In my experience, pharmacists, in particular, tend to hold on to far too many tasks that other members of staff would be perfectly capable of doing. This could be something as simple as answering the phone or counting the prescriptions. It all depends on the skill mix in the pharmacy, but often I see pharmacists thinking it’s easier or quicker to do something themselves than to show someone else how to do it. On that one occasion it may be, but going forward it will pay to show others how to do different tasks in the pharmacy. I often ask myself, ‘Does it really need me to do this?’ If the answer is ‘no’ and someone else is available, then I will ask or show them. The trick I’ve found with this is to try and incorporate these sorts of jobs into someone’s daily role and responsibilities so that I know they are covered. I can then do the things that really need me as the pharmacist to do them.

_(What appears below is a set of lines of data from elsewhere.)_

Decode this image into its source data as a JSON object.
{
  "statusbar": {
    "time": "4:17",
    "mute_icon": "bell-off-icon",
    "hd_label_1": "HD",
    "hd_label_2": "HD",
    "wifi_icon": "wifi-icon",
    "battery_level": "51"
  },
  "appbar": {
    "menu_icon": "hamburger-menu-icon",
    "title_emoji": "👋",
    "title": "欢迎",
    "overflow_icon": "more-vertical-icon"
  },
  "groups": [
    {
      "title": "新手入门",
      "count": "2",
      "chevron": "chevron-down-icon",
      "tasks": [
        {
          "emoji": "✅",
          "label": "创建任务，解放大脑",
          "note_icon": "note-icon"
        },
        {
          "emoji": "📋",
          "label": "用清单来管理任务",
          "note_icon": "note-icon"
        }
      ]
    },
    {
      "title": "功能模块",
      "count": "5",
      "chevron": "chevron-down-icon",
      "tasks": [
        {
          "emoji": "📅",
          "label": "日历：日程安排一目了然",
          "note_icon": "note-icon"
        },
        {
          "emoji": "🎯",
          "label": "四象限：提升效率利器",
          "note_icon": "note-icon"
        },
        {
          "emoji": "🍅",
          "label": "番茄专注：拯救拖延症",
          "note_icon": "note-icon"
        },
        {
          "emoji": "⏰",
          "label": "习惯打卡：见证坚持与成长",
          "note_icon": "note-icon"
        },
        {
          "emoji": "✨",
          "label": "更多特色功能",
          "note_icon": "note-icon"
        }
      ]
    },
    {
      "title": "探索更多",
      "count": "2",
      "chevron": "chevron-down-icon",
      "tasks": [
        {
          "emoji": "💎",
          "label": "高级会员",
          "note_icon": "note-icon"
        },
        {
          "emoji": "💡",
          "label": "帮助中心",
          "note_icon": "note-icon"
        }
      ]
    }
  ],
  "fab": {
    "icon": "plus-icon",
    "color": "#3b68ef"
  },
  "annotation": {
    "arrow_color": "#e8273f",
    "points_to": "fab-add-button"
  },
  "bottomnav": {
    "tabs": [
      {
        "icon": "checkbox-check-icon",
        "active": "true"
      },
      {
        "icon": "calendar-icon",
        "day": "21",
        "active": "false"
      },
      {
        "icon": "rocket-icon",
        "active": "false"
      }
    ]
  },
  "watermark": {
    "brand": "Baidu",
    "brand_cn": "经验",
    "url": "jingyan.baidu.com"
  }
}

So come on, don’t be afraid to let go of a few things. You will be amazed by how well staff can handle them, sometimes even better than an overstretched pharmacist.
The problem is that this is just shifting workload around the same tasks are just being performed by different people. To create capacity we need to work smarter, rather than harder.
In my experience, pharmacists, in particular, tend to hold on to far too many tasks that other members of staff would be perfectly capable of doing
If you take a good look, I am sure you can find all kinds of small efficiencies in your pharmacy. This could be something as simple as looking at your ordering system. It’s so more efficient to check off one order of 10 packs of paracetamol than 10 orders of one pack, for example.
Whether it’s a simple thing like that or a more complicated one such as restructuring your prescription-collection schedule to even out workflow, small efficiencies do soon add up.
I’ve also found that by targeting those things that were actually wasting time (eg looking for prescriptions that aren’t yet back from the surgery), you can sometimes remove a small amount of daily stress for everyone across the pharmacy team as well.
Noel Wicks is an independent pharmacist